··· Data records

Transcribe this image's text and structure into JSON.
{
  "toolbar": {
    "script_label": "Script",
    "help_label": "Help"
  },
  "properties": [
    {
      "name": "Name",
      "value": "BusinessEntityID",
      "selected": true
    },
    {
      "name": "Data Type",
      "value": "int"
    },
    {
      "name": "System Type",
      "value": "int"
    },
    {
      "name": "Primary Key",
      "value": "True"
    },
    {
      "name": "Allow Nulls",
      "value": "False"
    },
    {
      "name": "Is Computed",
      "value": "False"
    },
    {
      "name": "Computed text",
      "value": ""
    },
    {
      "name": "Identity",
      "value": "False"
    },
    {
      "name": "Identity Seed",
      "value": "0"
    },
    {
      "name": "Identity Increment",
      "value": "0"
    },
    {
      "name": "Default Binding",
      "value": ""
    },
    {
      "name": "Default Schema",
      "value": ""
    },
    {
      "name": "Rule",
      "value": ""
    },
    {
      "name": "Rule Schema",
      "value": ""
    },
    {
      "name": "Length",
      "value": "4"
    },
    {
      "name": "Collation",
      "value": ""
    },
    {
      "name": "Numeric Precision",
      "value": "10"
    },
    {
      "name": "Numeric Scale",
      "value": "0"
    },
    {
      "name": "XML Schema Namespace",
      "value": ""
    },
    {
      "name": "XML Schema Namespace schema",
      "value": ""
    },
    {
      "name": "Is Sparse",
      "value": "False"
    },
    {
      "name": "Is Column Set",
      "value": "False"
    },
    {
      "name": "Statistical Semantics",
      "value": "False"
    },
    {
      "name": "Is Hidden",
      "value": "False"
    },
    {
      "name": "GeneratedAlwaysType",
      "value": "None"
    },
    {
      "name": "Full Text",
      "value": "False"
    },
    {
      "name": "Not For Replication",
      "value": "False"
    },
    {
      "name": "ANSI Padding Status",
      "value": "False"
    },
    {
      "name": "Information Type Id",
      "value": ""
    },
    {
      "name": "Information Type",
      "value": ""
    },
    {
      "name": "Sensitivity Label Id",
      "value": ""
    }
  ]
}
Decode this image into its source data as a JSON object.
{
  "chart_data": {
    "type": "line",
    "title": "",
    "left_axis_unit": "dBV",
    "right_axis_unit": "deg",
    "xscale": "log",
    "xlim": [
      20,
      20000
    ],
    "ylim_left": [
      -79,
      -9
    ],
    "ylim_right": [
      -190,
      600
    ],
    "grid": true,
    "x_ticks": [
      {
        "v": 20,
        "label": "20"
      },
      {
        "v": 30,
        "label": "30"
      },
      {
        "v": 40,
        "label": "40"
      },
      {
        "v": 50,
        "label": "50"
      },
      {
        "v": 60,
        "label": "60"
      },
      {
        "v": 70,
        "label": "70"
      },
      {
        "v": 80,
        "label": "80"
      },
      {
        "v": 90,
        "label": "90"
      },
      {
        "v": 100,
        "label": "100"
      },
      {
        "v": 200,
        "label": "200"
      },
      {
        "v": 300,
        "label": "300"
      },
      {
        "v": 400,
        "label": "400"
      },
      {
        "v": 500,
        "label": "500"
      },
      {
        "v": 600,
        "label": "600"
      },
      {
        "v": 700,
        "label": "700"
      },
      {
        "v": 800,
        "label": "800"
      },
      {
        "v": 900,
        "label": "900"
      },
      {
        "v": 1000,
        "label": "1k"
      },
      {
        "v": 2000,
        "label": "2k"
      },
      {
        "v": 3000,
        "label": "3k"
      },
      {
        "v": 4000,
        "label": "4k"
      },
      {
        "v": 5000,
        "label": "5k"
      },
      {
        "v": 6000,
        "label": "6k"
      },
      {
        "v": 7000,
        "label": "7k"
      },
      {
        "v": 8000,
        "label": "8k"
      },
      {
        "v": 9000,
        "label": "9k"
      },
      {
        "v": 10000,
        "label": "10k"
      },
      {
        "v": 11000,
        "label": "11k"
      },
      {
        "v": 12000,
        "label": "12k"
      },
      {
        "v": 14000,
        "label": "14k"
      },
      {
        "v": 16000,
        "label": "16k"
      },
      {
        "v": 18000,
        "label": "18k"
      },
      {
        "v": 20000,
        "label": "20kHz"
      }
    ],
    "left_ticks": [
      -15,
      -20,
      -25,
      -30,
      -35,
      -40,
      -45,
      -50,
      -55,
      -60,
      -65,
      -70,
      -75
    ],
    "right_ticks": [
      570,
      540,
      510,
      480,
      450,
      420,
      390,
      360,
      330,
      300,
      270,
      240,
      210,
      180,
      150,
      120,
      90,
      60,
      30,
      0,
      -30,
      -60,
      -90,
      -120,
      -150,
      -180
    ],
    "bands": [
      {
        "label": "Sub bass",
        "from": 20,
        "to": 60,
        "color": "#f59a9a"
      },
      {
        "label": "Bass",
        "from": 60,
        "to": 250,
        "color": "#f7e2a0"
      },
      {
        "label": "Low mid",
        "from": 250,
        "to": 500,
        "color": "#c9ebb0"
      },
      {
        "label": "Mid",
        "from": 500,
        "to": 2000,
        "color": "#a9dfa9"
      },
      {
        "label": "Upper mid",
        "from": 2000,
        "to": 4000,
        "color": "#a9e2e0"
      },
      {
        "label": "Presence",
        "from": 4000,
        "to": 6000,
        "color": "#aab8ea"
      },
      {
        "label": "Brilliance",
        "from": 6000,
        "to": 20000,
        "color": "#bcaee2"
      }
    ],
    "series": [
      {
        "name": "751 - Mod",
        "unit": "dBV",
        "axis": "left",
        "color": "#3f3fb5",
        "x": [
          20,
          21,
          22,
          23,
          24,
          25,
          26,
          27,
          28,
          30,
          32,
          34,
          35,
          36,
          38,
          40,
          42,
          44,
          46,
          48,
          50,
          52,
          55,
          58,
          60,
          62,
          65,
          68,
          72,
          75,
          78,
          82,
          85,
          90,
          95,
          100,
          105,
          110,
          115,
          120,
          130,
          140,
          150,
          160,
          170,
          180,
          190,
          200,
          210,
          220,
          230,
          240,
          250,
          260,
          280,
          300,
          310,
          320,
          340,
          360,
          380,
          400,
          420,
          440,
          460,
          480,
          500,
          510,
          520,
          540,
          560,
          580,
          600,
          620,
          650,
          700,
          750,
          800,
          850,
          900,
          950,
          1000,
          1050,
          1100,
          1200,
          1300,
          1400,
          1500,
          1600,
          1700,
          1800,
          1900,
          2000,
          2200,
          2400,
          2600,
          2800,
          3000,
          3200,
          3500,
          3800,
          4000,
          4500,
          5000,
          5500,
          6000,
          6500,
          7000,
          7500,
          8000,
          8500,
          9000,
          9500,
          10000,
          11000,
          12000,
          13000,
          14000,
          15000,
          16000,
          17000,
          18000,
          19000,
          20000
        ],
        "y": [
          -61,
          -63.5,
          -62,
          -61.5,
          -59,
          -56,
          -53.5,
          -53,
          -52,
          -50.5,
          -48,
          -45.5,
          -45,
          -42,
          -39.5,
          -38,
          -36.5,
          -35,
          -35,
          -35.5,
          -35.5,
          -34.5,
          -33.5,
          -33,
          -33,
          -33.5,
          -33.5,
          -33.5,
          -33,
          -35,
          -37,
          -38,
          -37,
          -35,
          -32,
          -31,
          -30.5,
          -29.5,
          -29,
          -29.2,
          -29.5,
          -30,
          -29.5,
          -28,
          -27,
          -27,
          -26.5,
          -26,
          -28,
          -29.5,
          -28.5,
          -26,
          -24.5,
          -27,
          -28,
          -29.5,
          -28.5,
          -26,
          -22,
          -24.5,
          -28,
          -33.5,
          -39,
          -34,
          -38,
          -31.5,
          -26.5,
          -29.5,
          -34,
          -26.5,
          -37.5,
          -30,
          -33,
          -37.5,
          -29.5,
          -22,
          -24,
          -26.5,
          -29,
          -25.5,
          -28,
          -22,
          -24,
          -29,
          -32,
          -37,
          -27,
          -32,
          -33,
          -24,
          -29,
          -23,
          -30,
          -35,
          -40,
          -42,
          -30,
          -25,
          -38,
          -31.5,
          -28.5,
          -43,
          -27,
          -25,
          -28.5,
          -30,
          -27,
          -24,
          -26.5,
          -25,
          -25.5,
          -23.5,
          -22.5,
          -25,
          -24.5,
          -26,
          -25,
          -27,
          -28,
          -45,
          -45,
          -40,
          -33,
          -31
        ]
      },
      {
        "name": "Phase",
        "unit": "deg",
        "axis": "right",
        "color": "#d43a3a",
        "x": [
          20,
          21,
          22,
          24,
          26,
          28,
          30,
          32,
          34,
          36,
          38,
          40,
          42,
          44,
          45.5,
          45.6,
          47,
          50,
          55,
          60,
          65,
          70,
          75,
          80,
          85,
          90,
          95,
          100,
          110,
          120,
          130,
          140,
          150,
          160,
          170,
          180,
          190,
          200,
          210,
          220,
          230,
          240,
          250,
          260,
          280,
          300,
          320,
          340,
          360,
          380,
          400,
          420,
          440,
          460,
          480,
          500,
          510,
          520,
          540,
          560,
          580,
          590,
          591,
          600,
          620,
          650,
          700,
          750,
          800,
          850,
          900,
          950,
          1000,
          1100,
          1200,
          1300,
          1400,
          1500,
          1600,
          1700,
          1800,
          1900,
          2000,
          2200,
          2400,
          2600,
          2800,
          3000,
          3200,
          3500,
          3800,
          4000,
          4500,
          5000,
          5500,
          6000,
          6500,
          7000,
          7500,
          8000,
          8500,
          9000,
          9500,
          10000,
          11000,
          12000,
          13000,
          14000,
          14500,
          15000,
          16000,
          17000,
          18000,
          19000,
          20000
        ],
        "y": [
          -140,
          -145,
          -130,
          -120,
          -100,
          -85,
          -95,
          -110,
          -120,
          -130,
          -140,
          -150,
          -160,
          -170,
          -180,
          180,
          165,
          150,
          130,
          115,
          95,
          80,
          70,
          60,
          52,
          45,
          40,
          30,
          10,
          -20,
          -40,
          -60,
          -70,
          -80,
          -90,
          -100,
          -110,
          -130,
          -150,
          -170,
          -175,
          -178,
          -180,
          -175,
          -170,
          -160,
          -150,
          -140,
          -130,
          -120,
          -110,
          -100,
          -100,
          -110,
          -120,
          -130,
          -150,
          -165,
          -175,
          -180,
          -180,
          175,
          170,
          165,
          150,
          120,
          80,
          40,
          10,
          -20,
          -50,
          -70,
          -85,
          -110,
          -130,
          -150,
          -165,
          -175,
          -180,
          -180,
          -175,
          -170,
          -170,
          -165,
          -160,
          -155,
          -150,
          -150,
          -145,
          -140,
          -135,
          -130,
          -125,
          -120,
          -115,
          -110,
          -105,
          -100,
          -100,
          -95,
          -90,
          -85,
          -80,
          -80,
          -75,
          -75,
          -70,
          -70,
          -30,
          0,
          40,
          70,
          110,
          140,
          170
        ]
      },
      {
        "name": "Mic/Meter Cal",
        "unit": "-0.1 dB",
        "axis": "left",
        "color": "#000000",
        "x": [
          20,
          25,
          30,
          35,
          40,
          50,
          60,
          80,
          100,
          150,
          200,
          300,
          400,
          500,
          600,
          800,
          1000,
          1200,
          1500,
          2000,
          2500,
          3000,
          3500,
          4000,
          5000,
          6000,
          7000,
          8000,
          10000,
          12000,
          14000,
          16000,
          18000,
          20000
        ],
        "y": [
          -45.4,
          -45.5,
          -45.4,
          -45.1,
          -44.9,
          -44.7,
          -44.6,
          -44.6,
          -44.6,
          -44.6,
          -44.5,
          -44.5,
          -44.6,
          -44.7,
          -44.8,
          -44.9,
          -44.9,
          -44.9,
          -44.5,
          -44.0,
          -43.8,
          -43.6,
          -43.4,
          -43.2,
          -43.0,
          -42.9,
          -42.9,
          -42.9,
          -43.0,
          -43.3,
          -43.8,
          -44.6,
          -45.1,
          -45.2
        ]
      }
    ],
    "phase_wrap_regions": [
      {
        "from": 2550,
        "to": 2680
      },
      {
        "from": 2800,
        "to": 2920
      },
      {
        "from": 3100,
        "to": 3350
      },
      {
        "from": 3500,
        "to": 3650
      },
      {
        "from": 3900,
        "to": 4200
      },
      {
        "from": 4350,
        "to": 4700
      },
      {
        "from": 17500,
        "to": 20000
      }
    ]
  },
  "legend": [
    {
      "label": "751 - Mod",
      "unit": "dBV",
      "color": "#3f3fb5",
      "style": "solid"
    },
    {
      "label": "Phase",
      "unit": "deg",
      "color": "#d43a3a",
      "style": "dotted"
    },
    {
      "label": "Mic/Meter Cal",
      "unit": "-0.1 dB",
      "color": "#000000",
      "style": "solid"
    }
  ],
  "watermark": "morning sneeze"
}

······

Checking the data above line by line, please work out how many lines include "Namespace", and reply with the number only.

2